One type of medical malpractice that has been historically overlooked but is becoming more common is veterinary malpractice. You may be able to bring a claim against a vet who causes harm to your pet through their incompetent treatment. However, you should be aware that damages awards in these cases tend to be relatively limited. Bringing a lawsuit may not be financially worthwhile because the damages may not go much further than paying for attorney fees and court costs. Some vets have started to carry medical malpractice insurance, though, and you might be able to get a settlement from the insurance company relatively easily if your vet has this coverage. You still would need to show that the vet committed malpractice.
A vet does not have an automatic duty to treat an injured animal, but they may assume this duty if they voluntarily start treating the animal. As a result, they could be liable for malpractice in these situations. (There may be an exception to liability if the vet is responding to an emergency, based on the Good Samaritan principle.) Sometimes vets may wonder what they need to do if the owner abandons the animal in their care. They can refer to state law for guidance, but they do not need to permanently continue housing the abandoned animal.
Elements of a Veterinary Malpractice Claim
Proving that veterinary malpractice injured an animal is essentially the same as proving that medical malpractice injured a person. The owner of the pet would need to show that the vet was responsible for caring for the animal, and the vet did not meet the standard of a competent vet treating an animal in a similar situation. This usually will involve hiring another vet to testify as an expert witness and explain what a competent vet would have done. A vet will be held to a higher standard of care if they are certified as a specialist in the area in which they were treating the animal.
The vet’s incompetent treatment must have exacerbated the animal’s condition or caused additional medical conditions. Causation must be clear, so just showing that the animal’s condition got worse is not enough. An expert probably will need to testify in support of causation as well. The pet owner needs to show that they suffered some tangible costs or losses. (This is different from ordinary medical malpractice cases because the owner is not the direct victim.)
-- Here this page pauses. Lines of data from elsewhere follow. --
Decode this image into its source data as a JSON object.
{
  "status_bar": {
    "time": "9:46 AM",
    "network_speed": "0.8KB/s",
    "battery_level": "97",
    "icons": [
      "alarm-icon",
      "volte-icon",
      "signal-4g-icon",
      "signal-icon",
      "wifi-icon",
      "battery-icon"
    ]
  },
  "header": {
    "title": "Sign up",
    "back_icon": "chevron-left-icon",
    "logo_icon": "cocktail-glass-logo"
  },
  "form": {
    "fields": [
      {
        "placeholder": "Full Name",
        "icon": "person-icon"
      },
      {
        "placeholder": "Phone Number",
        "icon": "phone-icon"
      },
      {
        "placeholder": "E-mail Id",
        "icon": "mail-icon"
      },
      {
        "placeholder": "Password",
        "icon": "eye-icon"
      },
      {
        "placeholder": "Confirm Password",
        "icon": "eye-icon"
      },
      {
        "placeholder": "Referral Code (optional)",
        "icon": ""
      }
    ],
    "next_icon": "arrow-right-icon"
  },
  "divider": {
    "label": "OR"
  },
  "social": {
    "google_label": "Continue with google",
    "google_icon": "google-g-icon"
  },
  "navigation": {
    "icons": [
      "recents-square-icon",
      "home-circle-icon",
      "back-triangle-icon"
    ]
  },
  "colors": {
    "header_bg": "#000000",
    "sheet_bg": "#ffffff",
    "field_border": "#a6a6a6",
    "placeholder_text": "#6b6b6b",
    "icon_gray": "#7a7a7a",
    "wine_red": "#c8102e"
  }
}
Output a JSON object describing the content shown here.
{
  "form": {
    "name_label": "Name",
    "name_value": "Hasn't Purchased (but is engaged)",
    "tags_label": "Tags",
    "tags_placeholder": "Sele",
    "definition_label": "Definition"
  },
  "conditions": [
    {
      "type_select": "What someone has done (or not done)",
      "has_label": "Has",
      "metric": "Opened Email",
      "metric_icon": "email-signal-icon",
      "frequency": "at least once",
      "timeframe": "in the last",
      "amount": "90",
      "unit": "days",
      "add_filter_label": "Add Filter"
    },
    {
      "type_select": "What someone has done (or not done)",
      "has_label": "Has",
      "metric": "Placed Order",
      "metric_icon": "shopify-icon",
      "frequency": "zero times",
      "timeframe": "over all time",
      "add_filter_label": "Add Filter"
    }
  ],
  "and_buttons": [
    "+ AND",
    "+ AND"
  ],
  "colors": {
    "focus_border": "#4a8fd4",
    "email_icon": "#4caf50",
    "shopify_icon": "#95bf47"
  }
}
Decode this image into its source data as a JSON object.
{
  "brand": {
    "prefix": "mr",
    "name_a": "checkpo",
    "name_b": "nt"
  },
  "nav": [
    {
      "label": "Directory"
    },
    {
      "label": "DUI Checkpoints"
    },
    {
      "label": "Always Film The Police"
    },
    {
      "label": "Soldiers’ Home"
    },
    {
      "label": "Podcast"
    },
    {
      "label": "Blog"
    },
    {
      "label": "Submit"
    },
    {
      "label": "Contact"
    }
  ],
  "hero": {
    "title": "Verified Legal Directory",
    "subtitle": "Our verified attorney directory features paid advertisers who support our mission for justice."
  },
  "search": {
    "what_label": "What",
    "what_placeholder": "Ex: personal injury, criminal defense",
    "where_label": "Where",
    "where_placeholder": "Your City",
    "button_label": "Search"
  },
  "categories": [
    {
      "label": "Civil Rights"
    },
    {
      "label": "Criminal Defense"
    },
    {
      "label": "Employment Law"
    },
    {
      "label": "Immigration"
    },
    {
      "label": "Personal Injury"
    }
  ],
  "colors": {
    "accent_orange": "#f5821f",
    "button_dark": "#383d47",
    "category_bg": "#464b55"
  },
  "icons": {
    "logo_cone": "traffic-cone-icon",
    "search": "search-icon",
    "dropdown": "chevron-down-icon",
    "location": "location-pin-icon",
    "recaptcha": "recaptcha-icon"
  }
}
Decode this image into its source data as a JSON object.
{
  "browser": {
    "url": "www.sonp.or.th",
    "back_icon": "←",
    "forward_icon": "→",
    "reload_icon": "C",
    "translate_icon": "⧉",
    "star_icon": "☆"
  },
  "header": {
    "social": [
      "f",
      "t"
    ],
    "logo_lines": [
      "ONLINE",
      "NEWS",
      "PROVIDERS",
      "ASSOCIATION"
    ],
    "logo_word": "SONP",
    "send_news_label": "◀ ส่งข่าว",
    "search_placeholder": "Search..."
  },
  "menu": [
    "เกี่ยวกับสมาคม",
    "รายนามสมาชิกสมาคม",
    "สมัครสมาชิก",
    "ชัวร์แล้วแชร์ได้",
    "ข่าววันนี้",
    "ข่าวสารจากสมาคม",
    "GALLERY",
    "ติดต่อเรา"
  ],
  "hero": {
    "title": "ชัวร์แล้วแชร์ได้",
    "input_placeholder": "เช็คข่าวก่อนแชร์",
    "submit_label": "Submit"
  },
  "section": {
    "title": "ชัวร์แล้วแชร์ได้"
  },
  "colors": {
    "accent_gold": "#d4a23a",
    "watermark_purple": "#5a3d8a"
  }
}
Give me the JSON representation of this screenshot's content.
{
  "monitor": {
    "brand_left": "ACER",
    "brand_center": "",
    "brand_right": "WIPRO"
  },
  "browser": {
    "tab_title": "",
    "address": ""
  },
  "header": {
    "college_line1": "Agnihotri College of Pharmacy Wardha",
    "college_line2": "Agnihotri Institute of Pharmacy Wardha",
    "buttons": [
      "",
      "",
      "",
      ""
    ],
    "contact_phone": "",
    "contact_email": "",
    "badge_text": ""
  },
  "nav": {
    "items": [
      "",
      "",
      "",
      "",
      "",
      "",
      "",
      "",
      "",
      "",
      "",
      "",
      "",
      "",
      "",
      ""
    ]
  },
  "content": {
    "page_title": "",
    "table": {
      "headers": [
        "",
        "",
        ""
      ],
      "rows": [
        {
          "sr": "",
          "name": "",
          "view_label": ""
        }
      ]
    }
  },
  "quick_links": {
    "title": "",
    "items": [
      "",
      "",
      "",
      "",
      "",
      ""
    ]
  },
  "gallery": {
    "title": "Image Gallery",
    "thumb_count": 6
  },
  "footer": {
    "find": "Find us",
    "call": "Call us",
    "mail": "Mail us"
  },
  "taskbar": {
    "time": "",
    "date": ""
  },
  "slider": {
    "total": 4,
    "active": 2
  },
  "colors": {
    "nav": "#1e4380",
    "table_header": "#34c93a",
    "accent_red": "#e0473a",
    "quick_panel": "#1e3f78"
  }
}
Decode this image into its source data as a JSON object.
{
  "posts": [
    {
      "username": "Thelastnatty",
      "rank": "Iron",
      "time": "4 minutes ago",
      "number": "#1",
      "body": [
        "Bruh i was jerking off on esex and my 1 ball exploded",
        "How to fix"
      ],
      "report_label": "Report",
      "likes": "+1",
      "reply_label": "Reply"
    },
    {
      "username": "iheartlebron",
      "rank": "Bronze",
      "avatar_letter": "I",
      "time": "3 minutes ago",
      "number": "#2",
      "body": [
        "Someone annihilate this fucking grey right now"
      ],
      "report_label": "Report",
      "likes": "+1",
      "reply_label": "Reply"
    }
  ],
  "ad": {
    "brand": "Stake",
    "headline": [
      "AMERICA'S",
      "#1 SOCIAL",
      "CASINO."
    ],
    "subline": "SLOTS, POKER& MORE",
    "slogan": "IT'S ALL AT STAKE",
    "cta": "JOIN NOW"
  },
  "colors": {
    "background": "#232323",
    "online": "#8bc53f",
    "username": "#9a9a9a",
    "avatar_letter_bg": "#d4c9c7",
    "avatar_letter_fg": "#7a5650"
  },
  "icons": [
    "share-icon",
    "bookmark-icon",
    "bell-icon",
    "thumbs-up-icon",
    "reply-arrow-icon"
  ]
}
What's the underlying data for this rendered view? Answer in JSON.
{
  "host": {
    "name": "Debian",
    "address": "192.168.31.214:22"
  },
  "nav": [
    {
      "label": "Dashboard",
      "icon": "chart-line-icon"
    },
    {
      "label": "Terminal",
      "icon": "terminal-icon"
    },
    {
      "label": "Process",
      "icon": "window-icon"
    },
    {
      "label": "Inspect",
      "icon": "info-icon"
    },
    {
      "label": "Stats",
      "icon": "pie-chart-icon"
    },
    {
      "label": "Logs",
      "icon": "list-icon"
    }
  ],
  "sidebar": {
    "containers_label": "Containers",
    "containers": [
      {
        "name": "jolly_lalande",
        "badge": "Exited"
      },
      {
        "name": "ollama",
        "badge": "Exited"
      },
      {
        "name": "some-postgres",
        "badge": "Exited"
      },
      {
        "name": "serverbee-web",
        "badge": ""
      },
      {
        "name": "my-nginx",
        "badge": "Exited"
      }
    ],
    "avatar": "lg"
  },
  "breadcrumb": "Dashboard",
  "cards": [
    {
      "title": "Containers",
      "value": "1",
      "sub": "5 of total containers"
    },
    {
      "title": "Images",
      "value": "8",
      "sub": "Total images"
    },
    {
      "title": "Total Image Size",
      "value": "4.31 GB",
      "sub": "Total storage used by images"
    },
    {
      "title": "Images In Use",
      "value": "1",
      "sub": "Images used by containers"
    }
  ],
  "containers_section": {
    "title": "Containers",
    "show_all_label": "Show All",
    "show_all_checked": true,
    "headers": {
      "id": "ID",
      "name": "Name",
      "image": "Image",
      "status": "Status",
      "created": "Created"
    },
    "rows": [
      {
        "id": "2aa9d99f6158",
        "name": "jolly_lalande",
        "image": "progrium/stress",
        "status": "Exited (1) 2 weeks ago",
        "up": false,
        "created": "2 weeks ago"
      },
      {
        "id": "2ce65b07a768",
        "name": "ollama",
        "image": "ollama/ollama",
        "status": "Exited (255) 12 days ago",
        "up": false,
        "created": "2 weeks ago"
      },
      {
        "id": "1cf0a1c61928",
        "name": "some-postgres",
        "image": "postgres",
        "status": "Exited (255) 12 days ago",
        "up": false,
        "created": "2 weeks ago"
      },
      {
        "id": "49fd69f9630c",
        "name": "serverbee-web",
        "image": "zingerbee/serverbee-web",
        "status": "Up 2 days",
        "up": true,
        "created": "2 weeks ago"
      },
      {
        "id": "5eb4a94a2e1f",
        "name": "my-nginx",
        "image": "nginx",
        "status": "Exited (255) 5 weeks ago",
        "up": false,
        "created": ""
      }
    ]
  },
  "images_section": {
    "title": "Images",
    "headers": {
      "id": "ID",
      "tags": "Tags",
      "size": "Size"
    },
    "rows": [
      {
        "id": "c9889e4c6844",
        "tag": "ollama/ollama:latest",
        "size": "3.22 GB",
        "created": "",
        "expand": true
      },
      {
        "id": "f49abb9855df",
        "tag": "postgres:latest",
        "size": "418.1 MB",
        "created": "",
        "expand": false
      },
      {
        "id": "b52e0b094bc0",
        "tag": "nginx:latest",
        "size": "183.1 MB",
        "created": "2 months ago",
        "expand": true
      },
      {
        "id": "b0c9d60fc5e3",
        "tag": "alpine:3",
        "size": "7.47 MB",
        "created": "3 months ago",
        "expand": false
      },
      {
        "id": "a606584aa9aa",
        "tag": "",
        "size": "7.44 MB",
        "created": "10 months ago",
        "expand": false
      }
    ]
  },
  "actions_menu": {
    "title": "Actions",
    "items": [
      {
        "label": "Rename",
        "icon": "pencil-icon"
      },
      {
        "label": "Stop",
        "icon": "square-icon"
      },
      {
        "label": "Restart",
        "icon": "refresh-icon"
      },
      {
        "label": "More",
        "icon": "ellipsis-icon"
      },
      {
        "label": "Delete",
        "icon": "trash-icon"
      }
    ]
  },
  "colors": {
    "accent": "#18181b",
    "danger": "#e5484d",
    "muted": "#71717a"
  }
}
A veterinary malpractice case must be brought within the statute of limitations. Medical malpractice cases often have a different statute of limitations from other personal injury cases, and veterinary malpractice cases sometimes have their own statute of limitations as well. You should make sure to research this issue carefully so that you do not accidentally waive your right to bring a claim.
Ordinary Negligence at a Veterinary Practice
Sometimes an animal will be injured because of carelessness by a vet or an assistant to a vet that does not constitute malpractice. In other words, the carelessness arose in a situation outside the provision of medical care. The vet might have failed to properly monitor the animal, allowing them to escape, or an assistant might have failed to provide them with food and water as needed. You may be able to bring a claim based on ordinary negligence in these situations. An ordinary negligence claim requires showing that the defendant did not meet a standard of reasonable care. You probably will not need an expert for this type of claim, but you still will need to comply with the statute of limitations and other procedural requirements.
In some cases, a pet owner might be able to additionally sue the hospital or veterinary practice that employed an individual who harmed their pet through ordinary negligence. This is because hiring or retaining an inadequately trained or supervised employee can amount to malpractice.
Damages in Veterinary Malpractice Cases
Most states do not allow a pet owner to recover damages for their own emotional distress caused by the harm to their pet, unless the vet engaged in egregious or intentional misconduct. Generally, the damages available in these cases are limited to the cost of the additional medical treatment required to address the harm caused by the malpractice. If the pet died because of the malpractice, their owner may be able to recover their market or replacement value. However, this usually will not account for the emotional attachment of the owner to the pet.
Since damages in veterinary malpractice cases tend to be modest, an owner may consider bringing the case in small claims court. This can be a more efficient and cheaper alternative, as long as your case falls within the monetary limit of small claims court. You do not need a lawyer for a small claims case, and you may not need to present formal expert testimony if you have a second opinion in a letter from another vet.
Another situation in which small claims court may be useful is when a pet owner sues a company that made a defective vaccine that the pet received. They can recover the expenses for treating the pet’s reaction to the vaccine. A vet will be liable for malpractice in this situation only if they gave the vaccine when they knew or should have known that it was defective.